**Exercise details:**
The entries below need to be written out exactly, with no pictures included.

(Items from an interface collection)
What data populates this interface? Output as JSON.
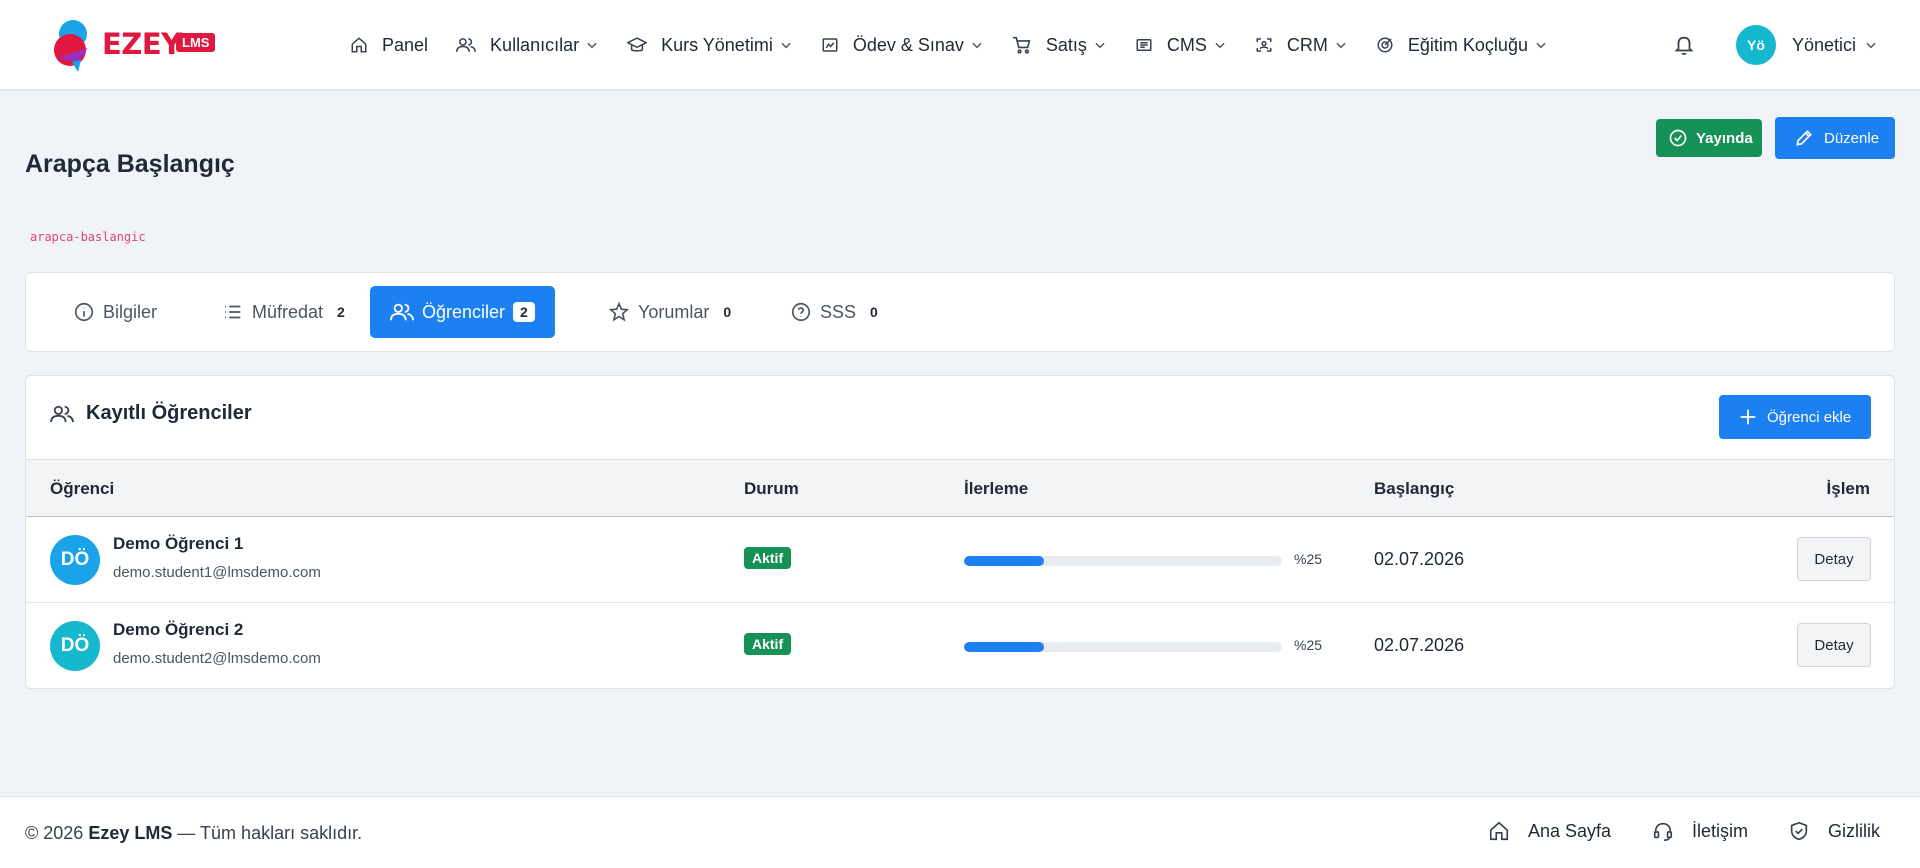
{
  "brand": {
    "name": "EZEY",
    "badge": "LMS",
    "accent": "#e0173f"
  },
  "nav": {
    "items": [
      {
        "label": "Panel",
        "icon": "home-icon"
      },
      {
        "label": "Kullanıcılar",
        "icon": "users-icon"
      },
      {
        "label": "Kurs Yönetimi",
        "icon": "graduation-cap-icon"
      },
      {
        "label": "Ödev & Sınav",
        "icon": "image-chart-icon"
      },
      {
        "label": "Satış",
        "icon": "cart-icon"
      },
      {
        "label": "CMS",
        "icon": "news-icon"
      },
      {
        "label": "CRM",
        "icon": "scan-face-icon"
      },
      {
        "label": "Eğitim Koçluğu",
        "icon": "target-icon"
      }
    ],
    "user_initials": "Yö",
    "user_name": "Yönetici"
  },
  "course": {
    "title": "Arapça Başlangıç",
    "slug": "arapca-baslangic",
    "status_label": "Yayında",
    "edit_label": "Düzenle"
  },
  "tabs": [
    {
      "label": "Bilgiler",
      "count": "",
      "icon": "info-icon"
    },
    {
      "label": "Müfredat",
      "count": "2",
      "icon": "list-icon"
    },
    {
      "label": "Öğrenciler",
      "count": "2",
      "icon": "users-icon"
    },
    {
      "label": "Yorumlar",
      "count": "0",
      "icon": "star-icon"
    },
    {
      "label": "SSS",
      "count": "0",
      "icon": "question-icon"
    }
  ],
  "students": {
    "title": "Kayıtlı Öğrenciler",
    "add_label": "Öğrenci ekle",
    "columns": {
      "student": "Öğrenci",
      "status": "Durum",
      "progress": "İlerleme",
      "start": "Başlangıç",
      "action": "İşlem"
    },
    "rows": [
      {
        "initials": "DÖ",
        "avatar_color": "#1aa3e8",
        "name": "Demo Öğrenci 1",
        "email": "demo.student1@lmsdemo.com",
        "status": "Aktif",
        "progress_label": "%25",
        "progress": 0.25,
        "start": "02.07.2026",
        "action": "Detay"
      },
      {
        "initials": "DÖ",
        "avatar_color": "#16b8cf",
        "name": "Demo Öğrenci 2",
        "email": "demo.student2@lmsdemo.com",
        "status": "Aktif",
        "progress_label": "%25",
        "progress": 0.25,
        "start": "02.07.2026",
        "action": "Detay"
      }
    ]
  },
  "footer": {
    "copyright_prefix": "© 2026",
    "brand": "Ezey LMS",
    "copyright_suffix": "— Tüm hakları saklıdır.",
    "links": [
      {
        "label": "Ana Sayfa",
        "icon": "home-icon"
      },
      {
        "label": "İletişim",
        "icon": "headset-icon"
      },
      {
        "label": "Gizlilik",
        "icon": "shield-icon"
      }
    ]
  },
  "colors": {
    "primary": "#1c7ff2",
    "success": "#179257",
    "brand": "#e0173f"
  }
}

**Task output:**
What data populates this interface? Output as JSON.
{
  "brand": {
    "name": "EZEY",
    "badge": "LMS",
    "accent": "#e0173f"
  },
  "nav": {
    "items": [
      {
        "label": "Panel",
        "icon": "home-icon"
      },
      {
        "label": "Kullanıcılar",
        "icon": "users-icon"
      },
      {
        "label": "Kurs Yönetimi",
        "icon": "graduation-cap-icon"
      },
      {
        "label": "Ödev & Sınav",
        "icon": "image-chart-icon"
      },
      {
        "label": "Satış",
        "icon": "cart-icon"
      },
      {
        "label": "CMS",
        "icon": "news-icon"
      },
      {
        "label": "CRM",
        "icon": "scan-face-icon"
      },
      {
        "label": "Eğitim Koçluğu",
        "icon": "target-icon"
      }
    ],
    "user_initials": "Yö",
    "user_name": "Yönetici"
  },
  "course": {
    "title": "Arapça Başlangıç",
    "slug": "arapca-baslangic",
    "status_label": "Yayında",
    "edit_label": "Düzenle"
  },
  "tabs": [
    {
      "label": "Bilgiler",
      "count": "",
      "icon": "info-icon"
    },
    {
      "label": "Müfredat",
      "count": "2",
      "icon": "list-icon"
    },
    {
      "label": "Öğrenciler",
      "count": "2",
      "icon": "users-icon"
    },
    {
      "label": "Yorumlar",
      "count": "0",
      "icon": "star-icon"
    },
    {
      "label": "SSS",
      "count": "0",
      "icon": "question-icon"
    }
  ],
  "students": {
    "title": "Kayıtlı Öğrenciler",
    "add_label": "Öğrenci ekle",
    "columns": {
      "student": "Öğrenci",
      "status": "Durum",
      "progress": "İlerleme",
      "start": "Başlangıç",
      "action": "İşlem"
    },
    "rows": [
      {
        "initials": "DÖ",
        "avatar_color": "#1aa3e8",
        "name": "Demo Öğrenci 1",
        "email": "demo.student1@lmsdemo.com",
        "status": "Aktif",
        "progress_label": "%25",
        "progress": 0.25,
        "start": "02.07.2026",
        "action": "Detay"
      },
      {
        "initials": "DÖ",
        "avatar_color": "#16b8cf",
        "name": "Demo Öğrenci 2",
        "email": "demo.student2@lmsdemo.com",
        "status": "Aktif",
        "progress_label": "%25",
        "progress": 0.25,
        "start": "02.07.2026",
        "action": "Detay"
      }
    ]
  },
  "footer": {
    "copyright_prefix": "© 2026",
    "brand": "Ezey LMS",
    "copyright_suffix": "— Tüm hakları saklıdır.",
    "links": [
      {
        "label": "Ana Sayfa",
        "icon": "home-icon"
      },
      {
        "label": "İletişim",
        "icon": "headset-icon"
      },
      {
        "label": "Gizlilik",
        "icon": "shield-icon"
      }
    ]
  },
  "colors": {
    "primary": "#1c7ff2",
    "success": "#179257",
    "brand": "#e0173f"
  }
}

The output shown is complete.